EXERCISE MATERIAL:
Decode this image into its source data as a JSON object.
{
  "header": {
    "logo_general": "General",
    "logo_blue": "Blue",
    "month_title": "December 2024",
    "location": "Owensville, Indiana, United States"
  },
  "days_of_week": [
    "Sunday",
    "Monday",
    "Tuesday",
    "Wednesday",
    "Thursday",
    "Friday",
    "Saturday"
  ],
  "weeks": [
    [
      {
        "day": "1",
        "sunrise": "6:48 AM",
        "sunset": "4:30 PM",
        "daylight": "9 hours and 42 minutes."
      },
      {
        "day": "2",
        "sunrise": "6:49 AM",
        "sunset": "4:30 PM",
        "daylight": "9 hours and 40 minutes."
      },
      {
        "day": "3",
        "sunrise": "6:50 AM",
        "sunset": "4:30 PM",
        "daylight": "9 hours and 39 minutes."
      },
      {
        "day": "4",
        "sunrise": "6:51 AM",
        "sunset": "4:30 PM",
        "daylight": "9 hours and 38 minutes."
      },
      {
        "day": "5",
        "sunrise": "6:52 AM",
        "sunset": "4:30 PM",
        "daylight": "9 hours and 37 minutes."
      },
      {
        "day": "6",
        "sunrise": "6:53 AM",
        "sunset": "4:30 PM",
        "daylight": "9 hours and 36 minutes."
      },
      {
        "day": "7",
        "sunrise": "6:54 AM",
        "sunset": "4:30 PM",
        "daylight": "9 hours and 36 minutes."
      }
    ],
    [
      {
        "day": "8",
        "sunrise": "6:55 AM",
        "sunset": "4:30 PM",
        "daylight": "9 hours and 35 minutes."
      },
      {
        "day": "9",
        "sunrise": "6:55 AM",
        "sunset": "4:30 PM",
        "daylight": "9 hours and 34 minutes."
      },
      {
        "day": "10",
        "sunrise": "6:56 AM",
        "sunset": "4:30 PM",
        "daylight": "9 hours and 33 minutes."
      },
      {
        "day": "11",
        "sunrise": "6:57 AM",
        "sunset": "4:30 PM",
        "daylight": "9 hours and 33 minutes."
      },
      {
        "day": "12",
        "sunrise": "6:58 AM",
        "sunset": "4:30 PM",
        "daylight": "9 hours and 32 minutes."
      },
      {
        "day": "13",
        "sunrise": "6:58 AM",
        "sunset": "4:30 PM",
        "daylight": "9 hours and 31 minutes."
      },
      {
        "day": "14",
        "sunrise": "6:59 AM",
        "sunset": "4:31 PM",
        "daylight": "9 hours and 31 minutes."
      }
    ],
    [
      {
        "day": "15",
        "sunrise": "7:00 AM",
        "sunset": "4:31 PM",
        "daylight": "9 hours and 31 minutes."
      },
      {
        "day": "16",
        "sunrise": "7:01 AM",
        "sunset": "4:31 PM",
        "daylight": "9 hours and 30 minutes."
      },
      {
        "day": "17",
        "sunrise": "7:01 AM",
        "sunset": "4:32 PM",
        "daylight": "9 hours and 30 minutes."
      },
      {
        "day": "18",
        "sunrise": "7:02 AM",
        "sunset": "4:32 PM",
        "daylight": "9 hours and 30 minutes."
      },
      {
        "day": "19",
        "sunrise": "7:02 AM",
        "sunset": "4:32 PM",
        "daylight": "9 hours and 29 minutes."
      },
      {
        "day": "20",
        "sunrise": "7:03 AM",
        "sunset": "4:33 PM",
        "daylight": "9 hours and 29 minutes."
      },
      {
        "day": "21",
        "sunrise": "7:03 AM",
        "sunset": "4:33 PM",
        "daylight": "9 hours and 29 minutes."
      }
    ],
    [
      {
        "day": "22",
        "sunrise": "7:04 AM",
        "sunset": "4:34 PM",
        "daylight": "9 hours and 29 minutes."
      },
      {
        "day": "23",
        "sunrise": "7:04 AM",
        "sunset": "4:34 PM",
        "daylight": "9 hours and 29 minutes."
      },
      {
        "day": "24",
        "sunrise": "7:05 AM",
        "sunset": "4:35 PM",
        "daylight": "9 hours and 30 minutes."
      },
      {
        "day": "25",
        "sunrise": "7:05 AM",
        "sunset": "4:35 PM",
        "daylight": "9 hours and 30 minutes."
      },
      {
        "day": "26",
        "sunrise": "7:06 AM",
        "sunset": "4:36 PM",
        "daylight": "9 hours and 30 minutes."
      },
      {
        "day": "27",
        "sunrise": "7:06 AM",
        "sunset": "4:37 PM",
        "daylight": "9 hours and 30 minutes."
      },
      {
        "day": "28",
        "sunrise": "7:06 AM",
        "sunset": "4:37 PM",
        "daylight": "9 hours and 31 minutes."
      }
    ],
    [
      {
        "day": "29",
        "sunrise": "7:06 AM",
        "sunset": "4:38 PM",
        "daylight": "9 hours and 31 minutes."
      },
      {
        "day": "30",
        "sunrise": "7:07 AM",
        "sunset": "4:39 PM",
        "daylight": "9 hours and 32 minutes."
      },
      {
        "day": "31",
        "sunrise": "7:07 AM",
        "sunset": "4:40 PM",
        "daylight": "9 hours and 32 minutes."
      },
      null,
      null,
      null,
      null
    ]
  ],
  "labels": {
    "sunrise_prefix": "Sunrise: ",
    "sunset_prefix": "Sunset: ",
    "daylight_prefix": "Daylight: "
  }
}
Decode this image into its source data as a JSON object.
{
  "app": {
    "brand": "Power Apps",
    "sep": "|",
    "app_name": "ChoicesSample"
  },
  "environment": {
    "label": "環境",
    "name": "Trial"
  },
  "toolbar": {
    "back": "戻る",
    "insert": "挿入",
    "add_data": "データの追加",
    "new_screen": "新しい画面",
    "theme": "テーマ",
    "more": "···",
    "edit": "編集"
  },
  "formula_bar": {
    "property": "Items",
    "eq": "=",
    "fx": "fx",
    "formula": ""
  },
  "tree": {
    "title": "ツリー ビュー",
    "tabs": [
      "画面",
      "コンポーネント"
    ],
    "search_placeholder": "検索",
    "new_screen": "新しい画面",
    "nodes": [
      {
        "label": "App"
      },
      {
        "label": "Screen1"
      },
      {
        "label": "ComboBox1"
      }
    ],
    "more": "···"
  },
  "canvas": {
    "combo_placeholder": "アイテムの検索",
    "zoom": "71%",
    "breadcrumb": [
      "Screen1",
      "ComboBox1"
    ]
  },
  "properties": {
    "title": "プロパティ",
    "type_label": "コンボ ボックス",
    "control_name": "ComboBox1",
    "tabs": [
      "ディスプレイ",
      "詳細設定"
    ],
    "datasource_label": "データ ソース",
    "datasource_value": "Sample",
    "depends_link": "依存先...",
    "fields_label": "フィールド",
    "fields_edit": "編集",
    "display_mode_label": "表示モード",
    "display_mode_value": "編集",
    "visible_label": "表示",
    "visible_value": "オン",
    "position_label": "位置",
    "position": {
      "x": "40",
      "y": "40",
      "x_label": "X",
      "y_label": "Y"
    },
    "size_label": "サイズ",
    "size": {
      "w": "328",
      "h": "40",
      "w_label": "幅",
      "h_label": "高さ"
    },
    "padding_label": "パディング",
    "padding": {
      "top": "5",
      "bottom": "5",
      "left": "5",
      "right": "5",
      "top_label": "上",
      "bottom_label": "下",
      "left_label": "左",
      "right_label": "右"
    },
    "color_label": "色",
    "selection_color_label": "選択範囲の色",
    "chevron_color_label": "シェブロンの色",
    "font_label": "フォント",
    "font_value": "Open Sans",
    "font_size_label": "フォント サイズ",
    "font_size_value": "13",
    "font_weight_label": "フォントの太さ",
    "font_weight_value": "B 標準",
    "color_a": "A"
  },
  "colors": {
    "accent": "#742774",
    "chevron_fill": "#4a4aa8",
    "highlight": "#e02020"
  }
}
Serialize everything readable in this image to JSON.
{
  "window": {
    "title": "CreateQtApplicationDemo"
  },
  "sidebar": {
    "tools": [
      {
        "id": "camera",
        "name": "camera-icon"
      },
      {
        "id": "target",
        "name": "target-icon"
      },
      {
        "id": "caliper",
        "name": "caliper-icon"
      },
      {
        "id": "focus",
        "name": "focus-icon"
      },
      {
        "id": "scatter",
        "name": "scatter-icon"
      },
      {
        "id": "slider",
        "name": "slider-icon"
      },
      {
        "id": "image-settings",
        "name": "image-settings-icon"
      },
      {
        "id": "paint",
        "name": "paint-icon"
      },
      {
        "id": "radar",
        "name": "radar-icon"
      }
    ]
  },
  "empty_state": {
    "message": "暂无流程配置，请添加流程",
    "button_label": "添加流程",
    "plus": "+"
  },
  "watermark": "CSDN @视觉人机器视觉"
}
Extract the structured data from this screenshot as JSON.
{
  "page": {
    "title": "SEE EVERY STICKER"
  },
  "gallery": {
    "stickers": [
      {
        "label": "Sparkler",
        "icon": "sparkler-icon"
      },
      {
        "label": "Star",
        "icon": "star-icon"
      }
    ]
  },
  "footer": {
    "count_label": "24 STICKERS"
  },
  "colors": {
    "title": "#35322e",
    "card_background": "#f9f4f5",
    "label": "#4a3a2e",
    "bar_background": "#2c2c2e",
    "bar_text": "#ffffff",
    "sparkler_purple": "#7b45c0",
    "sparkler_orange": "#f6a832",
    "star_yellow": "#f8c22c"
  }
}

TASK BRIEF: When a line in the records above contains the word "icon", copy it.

OUTPUT FOR THIS EXERCISE:
        "name": "camera-icon"
        "name": "target-icon"
        "name": "caliper-icon"
        "name": "focus-icon"
        "name": "scatter-icon"
        "name": "slider-icon"
        "name": "image-settings-icon"
        "name": "paint-icon"
        "name": "radar-icon"
        "icon": "sparkler-icon"
        "icon": "star-icon"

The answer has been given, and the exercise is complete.